It’s not perfect. There are, like Australia, a shize ton of Germans, but that’s okay after you get used to the fact English is the second language of every hostel and campground. They cook good apple cake; more importantly they share said apple cake.

The cities, though all “funky” and distinct, are often small and lack the beauty of Sydney or the pull of European cities.

Culturally sure the Maoris have come out of colonisation infinately better than the Aboriginals, infinitley (it seems auto-correct spelling has given up today), but the culture/tourism seems tacky at best. Gives perhaps a shadow of the beauty of what their culture must’ve been. It’s clear there are also real problems with alcholism and the terror raid debacle still seemed to really REALLY cause grievances with Maoris I spoke to. On an unrelated note Maori TV is the best station in New Zealand.

Wildlife in New Zealand is comically absent compared to the Zoo across the “ditch” that is Australia. Though on the other hand, not much can kill you while you’re swimming, or asleep, or gardening; which always a positive.

So if it’s not the animals or the Ayrans or the hangis or the fauna that attract… What makes New Zealand so magical?

The Geology. The land the earth the… y’know. The place. Not what’s on it or in it or what the cafe culture’s like in Wellington or where you can rent a jet-ski on a sunday in March.
It’s the hills. The thermal pools and gently smoking calderas, puffing bouts of yellow sulphur smoke into the azure sky. I never really liked geography at school but I appreciate a good vista as much as the next human being. The snow capped Southern Alps left me breathless. Genuinely. I spent one month in a state of constant awe.

Sudden downpours, lightning storms, avalanches, volcanic eruptions and my first cyclone (Ita she were named). The smell of sulphur and the taste of glacier water. These things are all present and correct in Australia, probably, but within a half hour drive? Perhaps in Australia the beauty is increased by the distance between great sights, so far though the inaccessability of places in Oz like the Flinders ranges means the average backpacker will never get to see them.

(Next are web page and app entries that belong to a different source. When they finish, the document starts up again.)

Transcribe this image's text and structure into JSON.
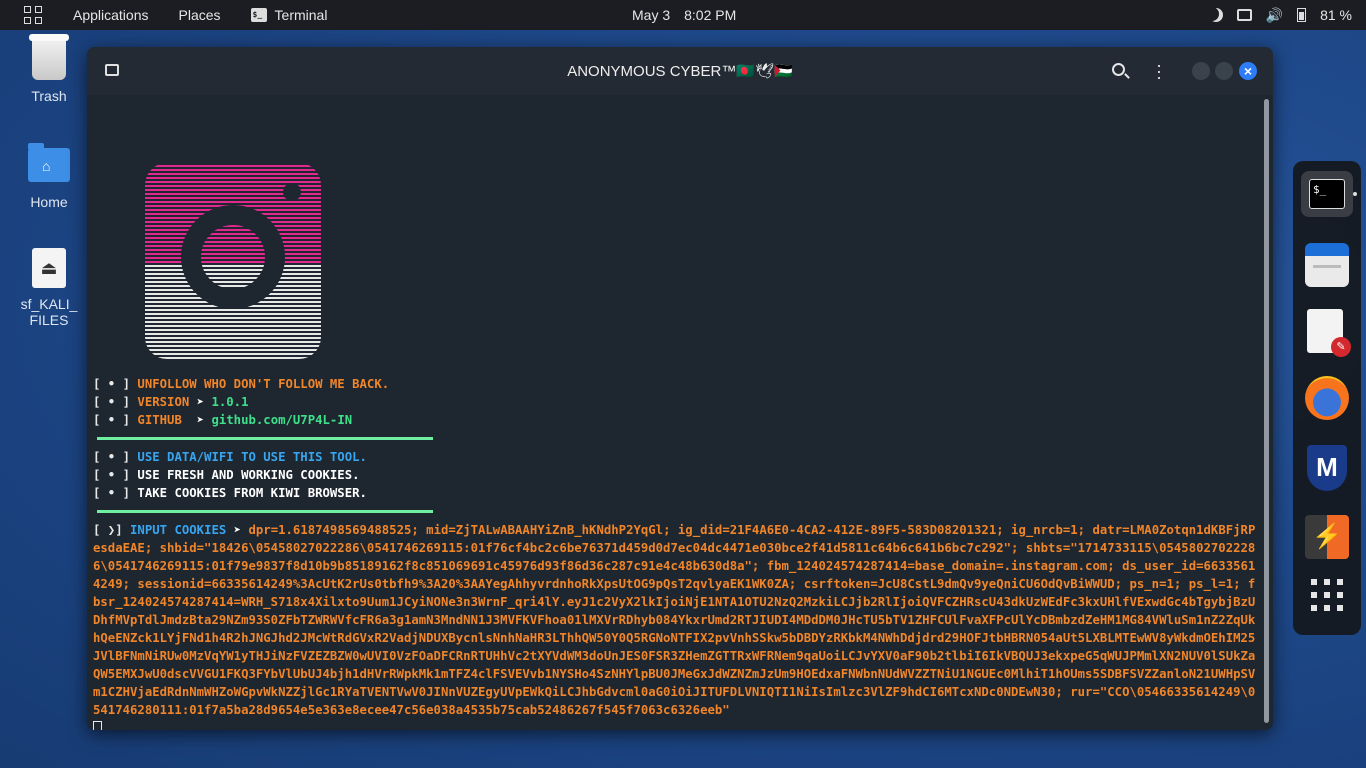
{
  "topbar": {
    "applications": "Applications",
    "places": "Places",
    "terminal": "Terminal",
    "date": "May 3",
    "time": "8:02 PM",
    "battery": "81 %"
  },
  "desktop": {
    "trash": "Trash",
    "home": "Home",
    "sf_line1": "sf_KALI_",
    "sf_line2": "FILES"
  },
  "window": {
    "title": "ANONYMOUS CYBER™🇧🇩🕊🇵🇸"
  },
  "terminal": {
    "info": [
      {
        "prefix": "UNFOLLOW WHO DON'T FOLLOW ME BACK.",
        "value": ""
      },
      {
        "prefix": "VERSION ",
        "value": "1.0.1"
      },
      {
        "prefix": "GITHUB  ",
        "value": "github.com/U7P4L-IN"
      }
    ],
    "notes": [
      "USE DATA/WIFI TO USE THIS TOOL.",
      "USE FRESH AND WORKING COOKIES.",
      "TAKE COOKIES FROM KIWI BROWSER."
    ],
    "input_label": "INPUT COOKIES",
    "cookie_value": "dpr=1.6187498569488525; mid=ZjTALwABAAHYiZnB_hKNdhP2YqGl; ig_did=21F4A6E0-4CA2-412E-89F5-583D08201321; ig_nrcb=1; datr=LMA0Zotqn1dKBFjRPesdaEAE; shbid=\"18426\\05458027022286\\0541746269115:01f76cf4bc2c6be76371d459d0d7ec04dc4471e030bce2f41d5811c64b6c641b6bc7c292\"; shbts=\"1714733115\\05458027022286\\0541746269115:01f79e9837f8d10b9b85189162f8c851069691c45976d93f86d36c287c91e4c48b630d8a\"; fbm_124024574287414=base_domain=.instagram.com; ds_user_id=66335614249; sessionid=66335614249%3AcUtK2rUs0tbfh9%3A20%3AAYegAhhyvrdnhoRkXpsUtOG9pQsT2qvlyaEK1WK0ZA; csrftoken=JcU8CstL9dmQv9yeQniCU6OdQvBiWWUD; ps_n=1; ps_l=1; fbsr_124024574287414=WRH_S718x4Xilxto9Uum1JCyiNONe3n3WrnF_qri4lY.eyJ1c2VyX2lkIjoiNjE1NTA1OTU2NzQ2MzkiLCJjb2RlIjoiQVFCZHRscU43dkUzWEdFc3kxUHlfVExwdGc4bTgybjBzUDhfMVpTdlJmdzBta29NZm93S0ZFbTZWRWVfcFR6a3g1amN3MndNN1J3MVFKVFhoa01lMXVrRDhyb084YkxrUmd2RTJIUDI4MDdDM0JHcTU5bTV1ZHFCUlFvaXFPcUlYcDBmbzdZeHM1MG84VWluSm1nZ2ZqUkhQeENZck1LYjFNd1h4R2hJNGJhd2JMcWtRdGVxR2VadjNDUXBycnlsNnhNaHR3LThhQW50Y0Q5RGNoNTFIX2pvVnhSSkw5bDBDYzRKbkM4NWhDdjdrd29HOFJtbHBRN054aUt5LXBLMTEwWV8yWkdmOEhIM25JVlBFNmNiRUw0MzVqYW1yTHJiNzFVZEZBZW0wUVI0VzFOaDFCRnRTUHhVc2tXYVdWM3doUnJES0FSR3ZHemZGTTRxWFRNem9qaUoiLCJvYXV0aF90b2tlbiI6IkVBQUJ3ekxpeG5qWUJPMmlXN2NUV0lSUkZaQW5EMXJwU0dscVVGU1FKQ3FYbVlUbUJ4bjh1dHVrRWpkMk1mTFZ4clFSVEVvb1NYSHo4SzNHYlpBU0JMeGxJdWZNZmJzUm9HOEdxaFNWbnNUdWVZZTNiU1NGUEc0MlhiT1hOUms5SDBFSVZZanloN21UWHpSVm1CZHVjaEdRdnNmWHZoWGpvWkNZZjlGc1RYaTVENTVwV0JINnVUZEgyUVpEWkQiLCJhbGdvcml0aG0iOiJITUFDLVNIQTI1NiIsImlzc3VlZF9hdCI6MTcxNDc0NDEwN30; rur=\"CCO\\05466335614249\\0541746280111:01f7a5ba28d9654e5e363e8ecee47c56e038a4535b75cab52486267f545f7063c6326eeb\""
  },
  "colors": {
    "orange": "#f0852a",
    "green": "#3ee08a",
    "blue": "#37a5ef",
    "close_button": "#2e7cf6"
  },
  "dock": {
    "icons": [
      "terminal-icon",
      "files-icon",
      "text-editor-icon",
      "firefox-icon",
      "metasploit-icon",
      "burpsuite-icon",
      "show-apps-icon"
    ]
  }
}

I’m happy that in my month in NZ that I saw everything I wanted to and more, the country redifined my conception of natural beauty but also the power of nature.

Fuck it.